Heat Stroke Prevention Resources

The following resources are from our partner Safe Kids. 

Last year, 51 children died in hot cars in the U.S., the highest number on record since 1989. We know this is 100 percent preventable. We know that disseminating key messages that resonate with parents and caregivers is important, but we’ve also seen that empowering bystanders to call 911 when they see a child unattended in a car has proven to be the best line of defense to save lives. Everyone can play a role in saving a child’s life if they are given permission to take action.    

Most people assume that the parent who is responsible for the death of a child is a bad parent, however in many cases these are loving, caring, educated and trustworthy individuals who had a change in routine, got distracted, sleep deprived, stressed, multi-tasking or all the above.
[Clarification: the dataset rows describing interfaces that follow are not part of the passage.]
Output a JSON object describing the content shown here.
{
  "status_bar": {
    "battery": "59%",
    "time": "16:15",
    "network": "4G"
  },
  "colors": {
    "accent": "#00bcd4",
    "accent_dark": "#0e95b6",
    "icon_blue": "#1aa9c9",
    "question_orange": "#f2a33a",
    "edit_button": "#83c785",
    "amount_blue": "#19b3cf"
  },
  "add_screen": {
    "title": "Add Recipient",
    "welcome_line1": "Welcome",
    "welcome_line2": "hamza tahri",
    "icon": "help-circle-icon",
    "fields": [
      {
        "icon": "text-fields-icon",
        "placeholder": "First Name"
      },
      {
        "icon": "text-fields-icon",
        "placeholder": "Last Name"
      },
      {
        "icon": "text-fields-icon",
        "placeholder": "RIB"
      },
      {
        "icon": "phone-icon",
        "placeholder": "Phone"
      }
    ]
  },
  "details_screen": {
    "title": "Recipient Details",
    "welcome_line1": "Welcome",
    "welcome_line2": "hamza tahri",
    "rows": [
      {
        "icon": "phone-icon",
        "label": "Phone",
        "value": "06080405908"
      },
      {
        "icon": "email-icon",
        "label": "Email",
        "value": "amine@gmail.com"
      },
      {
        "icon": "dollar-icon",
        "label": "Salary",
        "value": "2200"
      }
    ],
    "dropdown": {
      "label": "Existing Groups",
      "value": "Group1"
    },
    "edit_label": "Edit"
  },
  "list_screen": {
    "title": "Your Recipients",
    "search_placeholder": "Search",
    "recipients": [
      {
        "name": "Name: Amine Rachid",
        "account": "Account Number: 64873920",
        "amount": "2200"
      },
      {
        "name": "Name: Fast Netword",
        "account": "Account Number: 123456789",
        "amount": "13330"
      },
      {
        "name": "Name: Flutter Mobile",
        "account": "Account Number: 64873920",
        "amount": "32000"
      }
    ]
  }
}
This could happen to anyone, it could happen to you.   

Since 1989, almost 800 children have died of heatstroke when they were unattended in vehicles. On average, 38 children die each year in one of three ways:

  • 54 percent were left unknowingly in vehicles when the driver became distracted at the destination and forgot there was a child in the vehicle.
  • 27 percent the child gained access to an unlocked vehicle and could not get out.
  • 18 percent the driver knowingly left the child in the vehicle while they did something else, such as running an errand.

We need your help to spread the word about the dangers of children unattended in hot cars to your state and local stakeholders. In this letter, you’ll find a few ways you can share key messages about how to keep kids safe.

How You Can Help


Social Media Posts

Here are some social media posts you can use on your channels to help spread the word.


  • We’re joining with @SafeKidsWorldwide and @AAAMfeed to keep kids safe from heatstroke. Learn what you can do, and how to spread the word so that everyone knows to ACT if they see a child alone in a car. http://bit.ly/1gy2XPR
  • Heatstroke doesn’t only happen on hot days. Children are still at risk even in cooler temperatures because of how quickly a car can heat up. If you see a child alone in a car, call 911. You don’t know how long they’ve been there, so don’t waste any time. You can save a life. http://bit.ly/1gy2XPR
  • Your car heats up faster than you think. The inside temperature can rise 19 degrees in 10 minutes so before you know it cars can become unsafe for children and pets. Never leave a child or a pet alone in a car, not even for a minute. http://bit.ly/1gy2XPR
  • What should you do if you see a child alone in a car? Dial 911. Emergency personnel are trained to respond. http://bit.ly/1gy2XPR


  • If you see a child alone in a car, call 911. Experts will know what to do. You could save a life: http://bit.ly/1Rya76V
  • In just 10 minutes a car’s temperature can increase by 19 degrees – and it continues to rise #heatstroke http://bit.ly/1dtPS9M
  • #Heatstroke can happen to anyone, anywhere. Learn tips so it doesn’t happen to you or your loved ones: http://bit.ly/1fT7GgB
  • Tip: Make sure to keep your car locked when you’re not in it so kids don’t get in on their own. http://bit.ly/1gy2XPR #heatstroke
  • Every 10 days a child dies from being left in a hot car. Help prevent #heatstroke. http://bit.ly/1fT7GgB
  • More than half of reported #heatstroke deaths occurred when a distracted caregiver forgot their child was in the car http://bit.ly/1fT7GgB
  • We can cut down the number of #heatstroke deaths and near-misses by remembering to ACT! Find out how http://bit.ly/1gy2XPR
  • Remember to never leave a child alone in a car – not even for a minute! http://bit.ly/1fT7GgB #heatstroke
  • Help us spread the word to prevent #heatstroke. http://bit.ly/1fT7GgB
  • What should you do if you see a child alone in a hot car? Dial 911 immediately. http://bit.ly/1gy2XPR #heatstroke